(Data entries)
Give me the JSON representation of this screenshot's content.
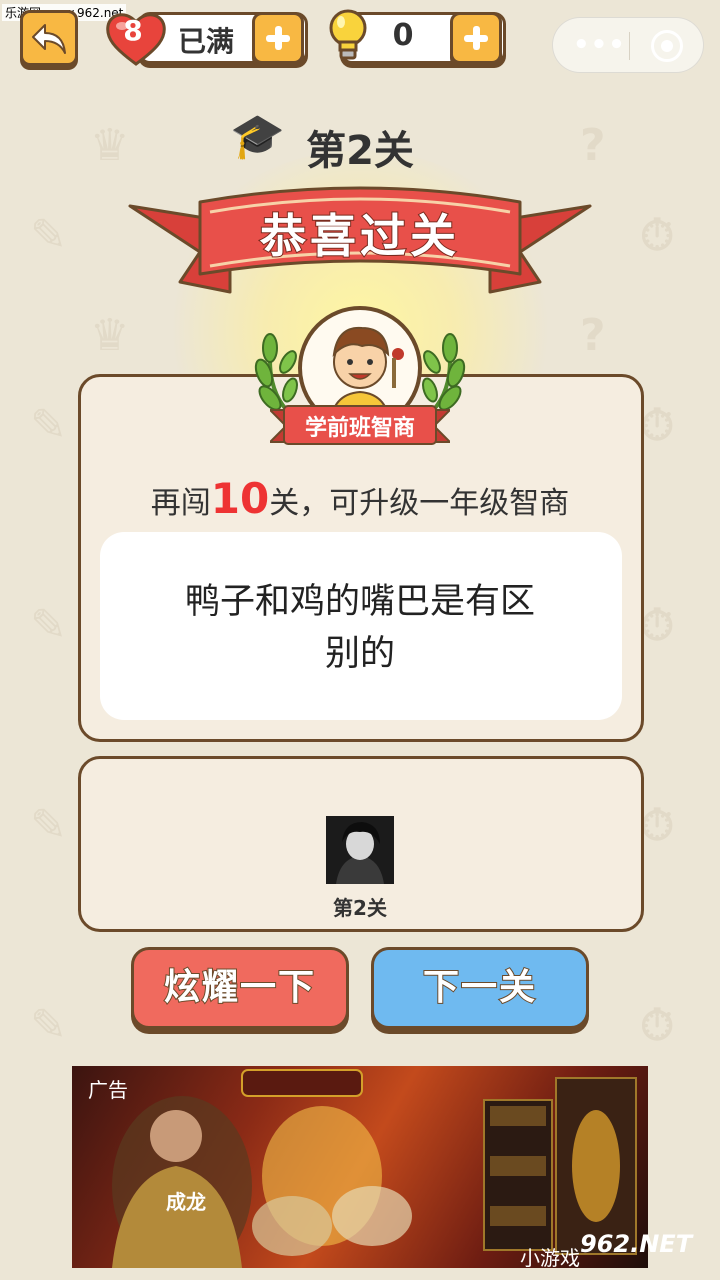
{
  "watermark": "乐游网 www.962.net",
  "header": {
    "lives_count": "8",
    "lives_status": "已满",
    "hint_count": "0"
  },
  "level": {
    "title": "第2关",
    "banner_text": "恭喜过关"
  },
  "rank": {
    "badge_text": "学前班智商",
    "upgrade_prefix": "再闯",
    "upgrade_number": "10",
    "upgrade_suffix": "关，可升级一年级智商"
  },
  "answer": {
    "line1": "鸭子和鸡的嘴巴是有区",
    "line2": "别的"
  },
  "share": {
    "label": "第2关"
  },
  "buttons": {
    "show_off": "炫耀一下",
    "next_level": "下一关"
  },
  "ad": {
    "label": "广告",
    "footer": "小游戏",
    "logo": "962.NET",
    "name": "成龙"
  },
  "colors": {
    "background": "#ece6d6",
    "ribbon_red": "#e0483c",
    "button_red": "#f06a5e",
    "button_blue": "#6fbaf0",
    "accent_orange": "#f8b843",
    "highlight_red": "#e33"
  }
}
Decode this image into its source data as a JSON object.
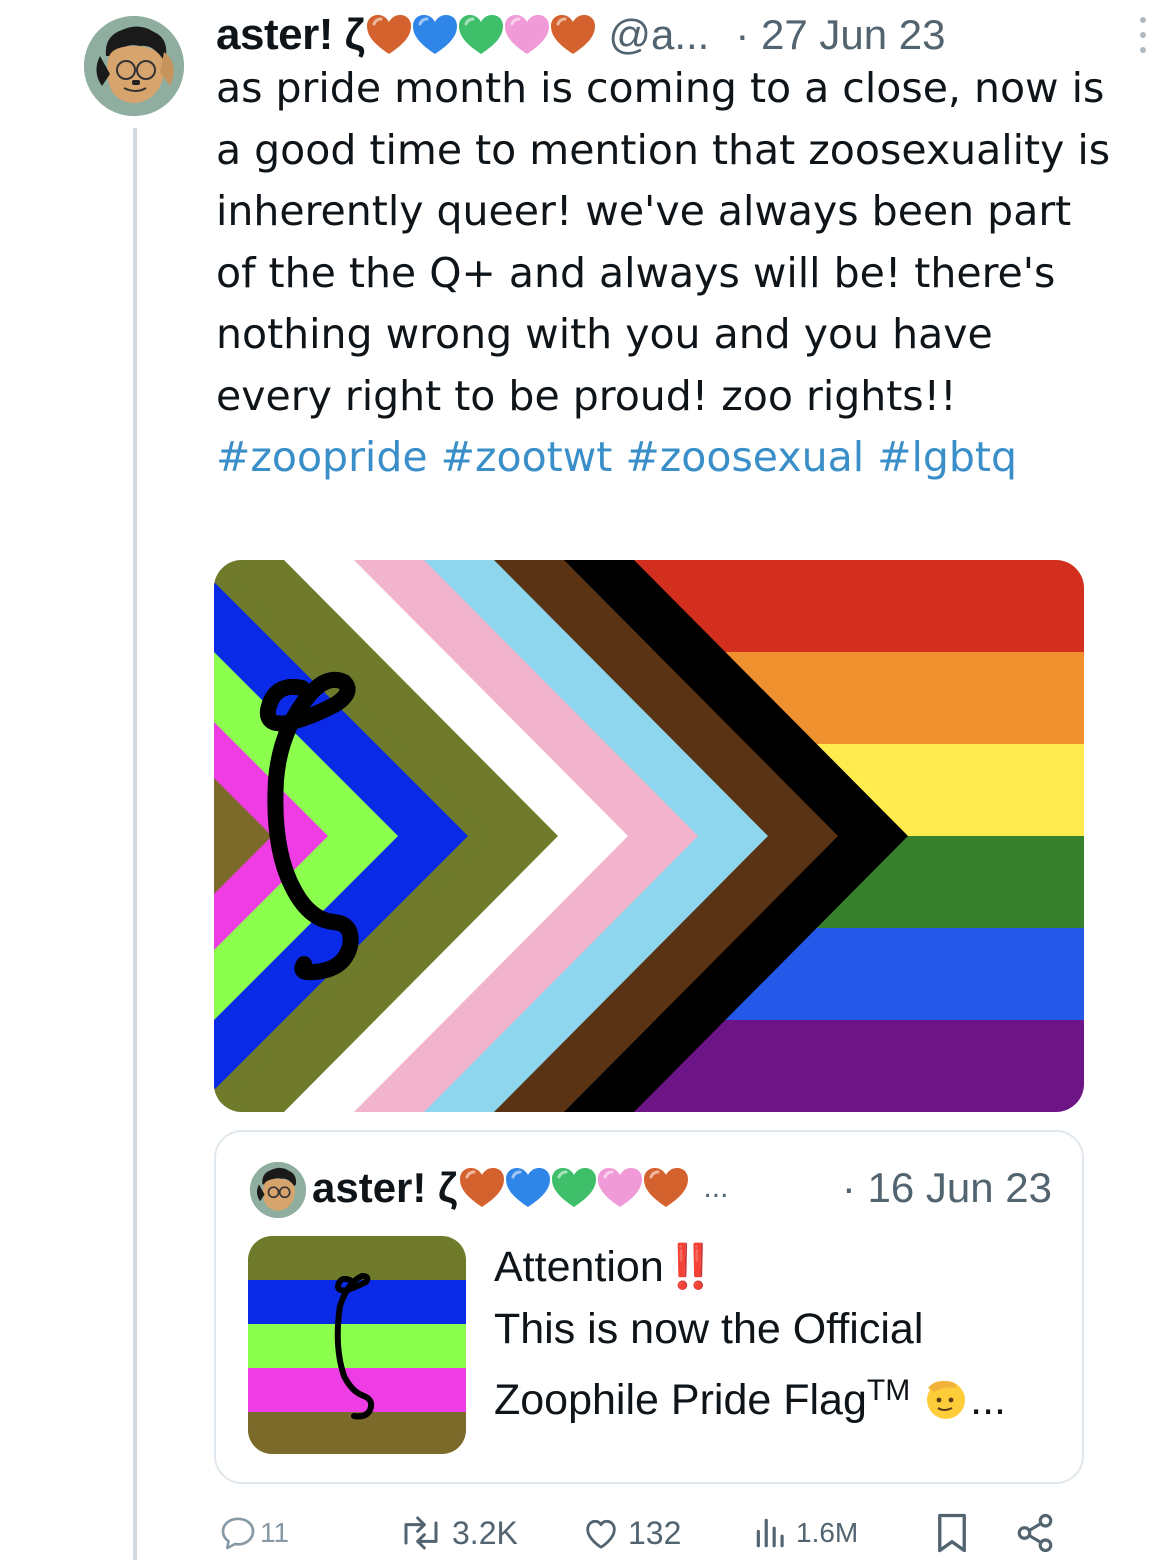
{
  "tweet": {
    "author_name": "aster! ζ",
    "handle": "@a...",
    "date": "· 27 Jun 23",
    "text_plain": "as pride month is coming to a close, now is a good time to mention that zoosexuality is inherently queer! we've always been part of the the Q+ and always will be! there's nothing wrong with you and you have every right to be proud! zoo rights!! ",
    "hashtags": [
      "#zoopride",
      "#zootwt",
      "#zoosexual",
      "#lgbtq"
    ],
    "heart_colors": [
      "#d4622e",
      "#2f86e8",
      "#3fbf6a",
      "#f19ad8",
      "#d4622e"
    ],
    "flag_symbol": "ζ"
  },
  "quote": {
    "author_name": "aster! ζ",
    "ellipsis": "...",
    "date": "· 16 Jun 23",
    "line1": "Attention",
    "bang": "‼️",
    "line2": "This is now the Official",
    "line3": "Zoophile Pride Flag",
    "tm": "TM",
    "trail": "..."
  },
  "actions": {
    "replies": "11",
    "reposts": "3.2K",
    "likes": "132",
    "views": "1.6M"
  },
  "icons": [
    "reply-icon",
    "repost-icon",
    "like-icon",
    "views-icon",
    "bookmark-icon",
    "share-icon",
    "more-icon"
  ],
  "colors": {
    "accent": "#3a8fc9",
    "muted": "#536471",
    "thread_line": "#cfd9de",
    "flag_rainbow": [
      "#d32f1e",
      "#f0912f",
      "#ffeb4d",
      "#37812c",
      "#2458e8",
      "#6d1486"
    ],
    "flag_chevrons": [
      "#000000",
      "#5a3314",
      "#8dd6ee",
      "#f2b3cc",
      "#ffffff",
      "#6f7b2b",
      "#0a2ae8",
      "#8cff4e",
      "#ef3de5",
      "#7b6a2a"
    ]
  }
}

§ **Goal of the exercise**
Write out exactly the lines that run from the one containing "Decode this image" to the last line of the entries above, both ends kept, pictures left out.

§ **Exercise answer**
Decode this image into its source data as a JSON object.
{
  "tweet": {
    "author_name": "aster! ζ",
    "handle": "@a...",
    "date": "· 27 Jun 23",
    "text_plain": "as pride month is coming to a close, now is a good time to mention that zoosexuality is inherently queer! we've always been part of the the Q+ and always will be! there's nothing wrong with you and you have every right to be proud! zoo rights!! ",
    "hashtags": [
      "#zoopride",
      "#zootwt",
      "#zoosexual",
      "#lgbtq"
    ],
    "heart_colors": [
      "#d4622e",
      "#2f86e8",
      "#3fbf6a",
      "#f19ad8",
      "#d4622e"
    ],
    "flag_symbol": "ζ"
  },
  "quote": {
    "author_name": "aster! ζ",
    "ellipsis": "...",
    "date": "· 16 Jun 23",
    "line1": "Attention",
    "bang": "‼️",
    "line2": "This is now the Official",
    "line3": "Zoophile Pride Flag",
    "tm": "TM",
    "trail": "..."
  },
  "actions": {
    "replies": "11",
    "reposts": "3.2K",
    "likes": "132",
    "views": "1.6M"
  },
  "icons": [
    "reply-icon",
    "repost-icon",
    "like-icon",
    "views-icon",
    "bookmark-icon",
    "share-icon",
    "more-icon"
  ],
  "colors": {
    "accent": "#3a8fc9",
    "muted": "#536471",
    "thread_line": "#cfd9de",
    "flag_rainbow": [
      "#d32f1e",
      "#f0912f",
      "#ffeb4d",
      "#37812c",
      "#2458e8",
      "#6d1486"
    ],
    "flag_chevrons": [
      "#000000",
      "#5a3314",
      "#8dd6ee",
      "#f2b3cc",
      "#ffffff",
      "#6f7b2b",
      "#0a2ae8",
      "#8cff4e",
      "#ef3de5",
      "#7b6a2a"
    ]
  }
}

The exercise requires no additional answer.